START RECORDS TO USE

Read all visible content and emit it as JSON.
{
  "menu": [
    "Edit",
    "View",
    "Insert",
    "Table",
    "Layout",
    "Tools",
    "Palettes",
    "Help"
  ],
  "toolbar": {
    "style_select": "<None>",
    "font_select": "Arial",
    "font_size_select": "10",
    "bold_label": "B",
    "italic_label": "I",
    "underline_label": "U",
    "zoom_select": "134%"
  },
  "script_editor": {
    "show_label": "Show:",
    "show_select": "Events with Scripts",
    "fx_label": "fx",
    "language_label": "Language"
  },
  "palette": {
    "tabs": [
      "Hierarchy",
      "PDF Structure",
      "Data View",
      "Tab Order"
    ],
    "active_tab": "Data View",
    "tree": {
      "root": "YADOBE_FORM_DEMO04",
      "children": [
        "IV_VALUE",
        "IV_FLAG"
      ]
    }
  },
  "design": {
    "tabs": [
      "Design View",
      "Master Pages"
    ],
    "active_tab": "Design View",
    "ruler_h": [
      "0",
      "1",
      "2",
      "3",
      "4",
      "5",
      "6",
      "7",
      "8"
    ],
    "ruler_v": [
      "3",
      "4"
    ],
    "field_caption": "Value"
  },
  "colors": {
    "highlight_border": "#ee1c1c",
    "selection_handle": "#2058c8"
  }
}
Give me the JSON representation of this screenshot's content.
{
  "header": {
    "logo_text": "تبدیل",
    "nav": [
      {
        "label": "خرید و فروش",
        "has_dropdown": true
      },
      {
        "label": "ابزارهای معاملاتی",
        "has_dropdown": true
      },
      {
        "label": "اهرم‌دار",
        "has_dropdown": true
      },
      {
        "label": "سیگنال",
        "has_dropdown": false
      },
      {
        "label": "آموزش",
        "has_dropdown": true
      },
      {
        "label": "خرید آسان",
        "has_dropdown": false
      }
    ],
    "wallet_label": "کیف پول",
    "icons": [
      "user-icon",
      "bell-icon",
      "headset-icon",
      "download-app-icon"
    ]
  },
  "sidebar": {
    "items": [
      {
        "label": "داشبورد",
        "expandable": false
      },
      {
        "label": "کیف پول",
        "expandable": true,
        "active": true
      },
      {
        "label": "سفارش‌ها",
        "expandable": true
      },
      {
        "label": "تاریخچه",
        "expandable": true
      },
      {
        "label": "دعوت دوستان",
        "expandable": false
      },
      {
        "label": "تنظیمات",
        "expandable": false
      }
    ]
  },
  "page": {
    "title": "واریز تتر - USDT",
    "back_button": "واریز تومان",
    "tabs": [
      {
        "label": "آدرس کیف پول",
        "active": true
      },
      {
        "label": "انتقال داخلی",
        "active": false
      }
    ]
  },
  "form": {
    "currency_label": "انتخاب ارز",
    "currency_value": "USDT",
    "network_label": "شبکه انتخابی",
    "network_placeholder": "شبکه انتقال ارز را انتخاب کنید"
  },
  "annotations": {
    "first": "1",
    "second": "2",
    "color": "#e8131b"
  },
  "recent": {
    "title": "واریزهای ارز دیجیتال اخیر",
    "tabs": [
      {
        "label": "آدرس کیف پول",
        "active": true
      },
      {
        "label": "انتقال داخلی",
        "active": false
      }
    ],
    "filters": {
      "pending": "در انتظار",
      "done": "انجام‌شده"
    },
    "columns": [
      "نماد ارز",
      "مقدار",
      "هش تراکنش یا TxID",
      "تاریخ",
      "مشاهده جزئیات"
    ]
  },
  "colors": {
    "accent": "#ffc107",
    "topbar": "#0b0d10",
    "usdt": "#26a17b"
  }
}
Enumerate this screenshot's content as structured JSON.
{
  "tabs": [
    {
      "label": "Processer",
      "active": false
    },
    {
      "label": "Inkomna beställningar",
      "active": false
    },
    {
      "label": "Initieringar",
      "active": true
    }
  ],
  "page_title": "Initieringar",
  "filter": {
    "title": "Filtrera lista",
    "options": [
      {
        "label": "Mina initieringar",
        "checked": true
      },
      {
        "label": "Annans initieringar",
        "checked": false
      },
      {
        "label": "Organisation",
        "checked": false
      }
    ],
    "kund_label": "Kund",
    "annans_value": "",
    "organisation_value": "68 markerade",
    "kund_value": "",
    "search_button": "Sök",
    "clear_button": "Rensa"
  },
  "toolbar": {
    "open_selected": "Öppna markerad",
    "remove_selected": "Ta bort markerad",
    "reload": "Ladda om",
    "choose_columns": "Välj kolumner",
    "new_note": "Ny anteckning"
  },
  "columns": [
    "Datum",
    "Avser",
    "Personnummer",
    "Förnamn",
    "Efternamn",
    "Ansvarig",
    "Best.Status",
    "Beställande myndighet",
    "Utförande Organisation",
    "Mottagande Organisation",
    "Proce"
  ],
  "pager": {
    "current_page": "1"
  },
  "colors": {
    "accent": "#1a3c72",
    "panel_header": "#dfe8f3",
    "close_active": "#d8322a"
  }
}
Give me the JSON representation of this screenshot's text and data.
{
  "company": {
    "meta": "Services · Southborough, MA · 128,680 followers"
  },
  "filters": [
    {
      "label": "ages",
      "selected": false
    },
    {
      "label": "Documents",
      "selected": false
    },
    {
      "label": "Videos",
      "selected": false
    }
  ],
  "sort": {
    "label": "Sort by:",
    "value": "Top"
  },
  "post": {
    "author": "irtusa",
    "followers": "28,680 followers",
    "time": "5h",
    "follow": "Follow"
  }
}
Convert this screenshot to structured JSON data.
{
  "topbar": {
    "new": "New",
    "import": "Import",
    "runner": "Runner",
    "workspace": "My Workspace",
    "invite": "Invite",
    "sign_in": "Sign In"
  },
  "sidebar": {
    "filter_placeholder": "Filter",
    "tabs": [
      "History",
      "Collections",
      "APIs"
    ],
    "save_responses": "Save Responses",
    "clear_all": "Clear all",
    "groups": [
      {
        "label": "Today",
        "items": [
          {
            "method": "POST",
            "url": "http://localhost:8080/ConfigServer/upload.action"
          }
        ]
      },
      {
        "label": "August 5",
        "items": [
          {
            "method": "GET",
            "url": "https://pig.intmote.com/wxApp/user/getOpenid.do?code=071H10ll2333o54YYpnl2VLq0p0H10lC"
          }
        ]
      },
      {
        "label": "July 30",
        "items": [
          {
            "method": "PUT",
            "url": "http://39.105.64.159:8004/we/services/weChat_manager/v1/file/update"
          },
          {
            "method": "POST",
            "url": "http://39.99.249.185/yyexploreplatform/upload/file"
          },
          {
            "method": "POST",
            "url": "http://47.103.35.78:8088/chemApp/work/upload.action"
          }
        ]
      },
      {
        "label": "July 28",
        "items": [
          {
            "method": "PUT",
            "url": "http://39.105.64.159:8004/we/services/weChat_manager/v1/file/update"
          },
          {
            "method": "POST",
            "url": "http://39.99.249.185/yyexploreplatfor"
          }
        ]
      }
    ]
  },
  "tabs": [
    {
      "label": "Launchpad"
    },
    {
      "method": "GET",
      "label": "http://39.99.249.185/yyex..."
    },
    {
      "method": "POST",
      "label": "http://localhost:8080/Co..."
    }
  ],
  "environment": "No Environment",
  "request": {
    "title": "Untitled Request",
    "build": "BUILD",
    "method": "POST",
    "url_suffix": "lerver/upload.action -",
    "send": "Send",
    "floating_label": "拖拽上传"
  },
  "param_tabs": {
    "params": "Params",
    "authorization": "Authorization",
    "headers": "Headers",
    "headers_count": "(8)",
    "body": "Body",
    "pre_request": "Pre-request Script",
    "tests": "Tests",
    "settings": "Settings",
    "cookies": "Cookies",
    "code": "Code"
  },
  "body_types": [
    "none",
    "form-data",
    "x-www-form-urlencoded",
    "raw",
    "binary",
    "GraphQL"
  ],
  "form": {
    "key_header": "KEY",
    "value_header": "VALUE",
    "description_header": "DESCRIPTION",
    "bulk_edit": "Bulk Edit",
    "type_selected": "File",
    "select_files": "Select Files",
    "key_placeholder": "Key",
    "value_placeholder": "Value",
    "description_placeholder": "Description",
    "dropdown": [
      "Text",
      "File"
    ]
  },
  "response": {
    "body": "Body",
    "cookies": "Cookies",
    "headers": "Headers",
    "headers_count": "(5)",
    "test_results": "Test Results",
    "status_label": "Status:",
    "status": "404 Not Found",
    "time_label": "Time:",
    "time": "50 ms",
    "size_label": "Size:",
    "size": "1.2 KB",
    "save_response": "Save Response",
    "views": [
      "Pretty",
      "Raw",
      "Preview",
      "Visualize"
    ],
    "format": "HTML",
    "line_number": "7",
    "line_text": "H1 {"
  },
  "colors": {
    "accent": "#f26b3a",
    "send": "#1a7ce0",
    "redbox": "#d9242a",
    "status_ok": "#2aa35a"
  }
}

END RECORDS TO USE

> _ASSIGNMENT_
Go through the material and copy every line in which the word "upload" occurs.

> _RESULT OF THE TASK_
            "url": "http://localhost:8080/ConfigServer/upload.action"
            "url": "http://39.99.249.185/yyexploreplatform/upload/file"
            "url": "http://47.103.35.78:8088/chemApp/work/upload.action"
    "url_suffix": "lerver/upload.action -",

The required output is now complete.